WORK REQUIRED
Every line below that holds the string "What" should be copied out.

Element data from apps and pages
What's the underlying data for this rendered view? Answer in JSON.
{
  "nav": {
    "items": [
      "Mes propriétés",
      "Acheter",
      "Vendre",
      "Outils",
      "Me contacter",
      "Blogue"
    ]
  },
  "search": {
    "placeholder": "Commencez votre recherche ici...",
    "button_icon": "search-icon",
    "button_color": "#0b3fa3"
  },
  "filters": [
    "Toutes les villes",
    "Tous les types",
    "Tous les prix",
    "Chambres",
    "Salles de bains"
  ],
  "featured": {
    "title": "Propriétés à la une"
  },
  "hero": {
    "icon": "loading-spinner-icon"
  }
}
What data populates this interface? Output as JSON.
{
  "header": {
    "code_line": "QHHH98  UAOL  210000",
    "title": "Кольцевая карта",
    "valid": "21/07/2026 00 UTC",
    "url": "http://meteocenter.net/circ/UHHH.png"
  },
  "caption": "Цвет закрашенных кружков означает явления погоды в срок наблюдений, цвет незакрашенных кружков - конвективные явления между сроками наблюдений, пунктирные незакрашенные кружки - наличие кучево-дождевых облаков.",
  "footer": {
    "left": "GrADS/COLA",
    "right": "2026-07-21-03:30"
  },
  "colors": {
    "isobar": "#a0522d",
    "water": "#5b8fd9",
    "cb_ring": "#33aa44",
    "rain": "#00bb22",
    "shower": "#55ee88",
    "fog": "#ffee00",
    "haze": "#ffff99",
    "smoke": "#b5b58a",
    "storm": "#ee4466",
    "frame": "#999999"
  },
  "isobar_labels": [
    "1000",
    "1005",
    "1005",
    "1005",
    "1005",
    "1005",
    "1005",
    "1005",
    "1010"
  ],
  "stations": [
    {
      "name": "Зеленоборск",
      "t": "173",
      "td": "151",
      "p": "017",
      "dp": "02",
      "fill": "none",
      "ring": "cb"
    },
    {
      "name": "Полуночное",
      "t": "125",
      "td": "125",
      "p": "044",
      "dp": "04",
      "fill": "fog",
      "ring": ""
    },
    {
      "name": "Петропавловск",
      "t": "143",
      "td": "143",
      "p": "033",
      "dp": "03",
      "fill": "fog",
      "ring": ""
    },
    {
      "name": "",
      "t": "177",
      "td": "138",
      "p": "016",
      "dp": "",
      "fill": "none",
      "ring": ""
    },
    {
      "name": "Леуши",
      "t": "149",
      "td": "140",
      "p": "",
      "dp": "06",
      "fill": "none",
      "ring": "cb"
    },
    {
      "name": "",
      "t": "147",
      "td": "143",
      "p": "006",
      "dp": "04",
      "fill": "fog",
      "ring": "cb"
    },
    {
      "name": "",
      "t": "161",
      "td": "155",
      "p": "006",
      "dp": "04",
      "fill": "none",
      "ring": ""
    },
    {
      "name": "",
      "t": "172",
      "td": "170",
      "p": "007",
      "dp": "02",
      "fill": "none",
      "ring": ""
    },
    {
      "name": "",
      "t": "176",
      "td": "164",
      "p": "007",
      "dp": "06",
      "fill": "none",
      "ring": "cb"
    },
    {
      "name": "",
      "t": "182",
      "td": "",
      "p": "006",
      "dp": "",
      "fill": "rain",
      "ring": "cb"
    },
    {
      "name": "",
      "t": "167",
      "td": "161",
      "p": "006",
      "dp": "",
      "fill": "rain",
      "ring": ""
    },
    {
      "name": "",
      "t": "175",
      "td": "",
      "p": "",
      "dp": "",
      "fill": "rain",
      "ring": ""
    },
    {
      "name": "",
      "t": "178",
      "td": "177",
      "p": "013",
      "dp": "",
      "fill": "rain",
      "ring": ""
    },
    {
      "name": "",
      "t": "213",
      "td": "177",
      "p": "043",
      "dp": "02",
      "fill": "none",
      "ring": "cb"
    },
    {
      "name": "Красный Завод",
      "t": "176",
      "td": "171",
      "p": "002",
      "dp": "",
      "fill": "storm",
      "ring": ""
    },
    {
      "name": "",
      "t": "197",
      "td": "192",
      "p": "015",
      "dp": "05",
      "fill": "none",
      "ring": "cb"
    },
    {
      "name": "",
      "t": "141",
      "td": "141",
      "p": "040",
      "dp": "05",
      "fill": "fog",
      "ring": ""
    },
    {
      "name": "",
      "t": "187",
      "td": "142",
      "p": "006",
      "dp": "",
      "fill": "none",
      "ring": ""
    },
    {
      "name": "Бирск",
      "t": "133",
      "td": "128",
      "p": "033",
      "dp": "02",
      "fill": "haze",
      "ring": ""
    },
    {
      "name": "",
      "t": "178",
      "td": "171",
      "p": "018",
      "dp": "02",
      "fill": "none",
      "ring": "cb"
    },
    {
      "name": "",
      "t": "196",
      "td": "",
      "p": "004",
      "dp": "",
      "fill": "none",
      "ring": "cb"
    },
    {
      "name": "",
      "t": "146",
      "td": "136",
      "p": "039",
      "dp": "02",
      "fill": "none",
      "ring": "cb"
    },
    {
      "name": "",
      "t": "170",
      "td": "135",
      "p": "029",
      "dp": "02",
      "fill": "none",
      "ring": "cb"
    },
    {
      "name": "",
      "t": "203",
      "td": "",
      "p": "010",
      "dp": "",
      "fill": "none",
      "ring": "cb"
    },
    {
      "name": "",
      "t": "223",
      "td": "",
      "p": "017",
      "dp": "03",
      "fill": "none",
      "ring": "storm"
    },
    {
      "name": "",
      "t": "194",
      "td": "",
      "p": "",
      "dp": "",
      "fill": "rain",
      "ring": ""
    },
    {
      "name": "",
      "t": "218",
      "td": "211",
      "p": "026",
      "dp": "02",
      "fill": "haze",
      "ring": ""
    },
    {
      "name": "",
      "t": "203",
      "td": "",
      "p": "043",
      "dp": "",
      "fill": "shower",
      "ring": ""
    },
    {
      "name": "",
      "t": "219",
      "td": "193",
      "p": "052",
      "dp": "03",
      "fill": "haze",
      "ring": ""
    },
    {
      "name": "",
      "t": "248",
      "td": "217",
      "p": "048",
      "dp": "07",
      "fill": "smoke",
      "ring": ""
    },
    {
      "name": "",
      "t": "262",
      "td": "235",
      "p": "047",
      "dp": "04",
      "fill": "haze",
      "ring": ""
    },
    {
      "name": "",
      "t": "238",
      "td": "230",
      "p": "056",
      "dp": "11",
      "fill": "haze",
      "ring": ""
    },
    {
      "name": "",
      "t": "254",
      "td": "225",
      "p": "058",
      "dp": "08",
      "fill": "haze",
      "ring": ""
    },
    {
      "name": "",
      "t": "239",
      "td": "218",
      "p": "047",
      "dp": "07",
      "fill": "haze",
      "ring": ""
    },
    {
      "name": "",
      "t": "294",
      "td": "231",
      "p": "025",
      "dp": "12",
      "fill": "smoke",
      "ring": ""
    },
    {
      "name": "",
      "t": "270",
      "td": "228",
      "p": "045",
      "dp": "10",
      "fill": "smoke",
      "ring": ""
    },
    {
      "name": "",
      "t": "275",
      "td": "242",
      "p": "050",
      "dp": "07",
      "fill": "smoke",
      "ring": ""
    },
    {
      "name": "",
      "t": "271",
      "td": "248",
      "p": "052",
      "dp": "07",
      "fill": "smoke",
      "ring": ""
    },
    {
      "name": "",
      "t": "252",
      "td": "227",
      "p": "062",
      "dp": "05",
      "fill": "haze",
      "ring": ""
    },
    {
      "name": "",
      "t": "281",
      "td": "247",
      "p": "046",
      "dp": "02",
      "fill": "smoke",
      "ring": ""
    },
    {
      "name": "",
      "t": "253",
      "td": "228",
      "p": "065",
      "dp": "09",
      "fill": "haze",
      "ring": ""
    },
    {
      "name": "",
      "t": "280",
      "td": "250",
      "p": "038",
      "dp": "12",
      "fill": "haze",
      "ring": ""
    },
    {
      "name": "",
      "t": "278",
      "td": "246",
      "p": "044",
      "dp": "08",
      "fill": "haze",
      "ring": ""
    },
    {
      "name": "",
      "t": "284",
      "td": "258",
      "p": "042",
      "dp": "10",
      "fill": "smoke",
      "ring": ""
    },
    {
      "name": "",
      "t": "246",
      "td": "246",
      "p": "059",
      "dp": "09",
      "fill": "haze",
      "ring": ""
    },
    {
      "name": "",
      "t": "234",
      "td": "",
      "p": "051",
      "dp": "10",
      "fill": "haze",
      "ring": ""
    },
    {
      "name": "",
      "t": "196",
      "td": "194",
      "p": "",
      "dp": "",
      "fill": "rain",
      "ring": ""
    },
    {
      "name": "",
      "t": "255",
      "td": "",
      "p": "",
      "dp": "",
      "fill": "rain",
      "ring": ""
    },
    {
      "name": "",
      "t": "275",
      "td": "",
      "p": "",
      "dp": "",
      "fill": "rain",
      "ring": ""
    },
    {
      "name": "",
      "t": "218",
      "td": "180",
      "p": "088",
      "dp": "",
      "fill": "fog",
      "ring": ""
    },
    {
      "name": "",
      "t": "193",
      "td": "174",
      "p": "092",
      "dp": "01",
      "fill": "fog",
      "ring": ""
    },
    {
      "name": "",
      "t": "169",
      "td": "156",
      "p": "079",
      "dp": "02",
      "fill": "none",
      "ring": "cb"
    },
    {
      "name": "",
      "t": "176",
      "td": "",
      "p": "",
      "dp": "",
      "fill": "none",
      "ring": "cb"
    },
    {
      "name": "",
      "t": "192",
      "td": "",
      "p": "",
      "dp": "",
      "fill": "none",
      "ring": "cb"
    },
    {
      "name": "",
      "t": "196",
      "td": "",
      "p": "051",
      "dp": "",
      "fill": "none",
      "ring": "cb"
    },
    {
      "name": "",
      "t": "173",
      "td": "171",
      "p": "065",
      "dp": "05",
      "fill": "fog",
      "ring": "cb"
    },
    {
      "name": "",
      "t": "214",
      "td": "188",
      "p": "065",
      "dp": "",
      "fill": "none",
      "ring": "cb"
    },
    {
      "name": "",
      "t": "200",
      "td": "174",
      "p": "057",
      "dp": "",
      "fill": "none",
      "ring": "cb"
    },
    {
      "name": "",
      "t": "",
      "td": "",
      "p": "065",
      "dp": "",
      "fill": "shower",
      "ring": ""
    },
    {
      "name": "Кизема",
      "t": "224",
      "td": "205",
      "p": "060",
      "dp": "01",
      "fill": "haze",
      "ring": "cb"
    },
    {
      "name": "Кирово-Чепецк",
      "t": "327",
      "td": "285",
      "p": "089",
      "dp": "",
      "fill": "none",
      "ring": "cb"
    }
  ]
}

SOLUTION TO THIS PROBLEM
What's the underlying data for this rendered view? Answer in JSON.
What data populates this interface? Output as JSON.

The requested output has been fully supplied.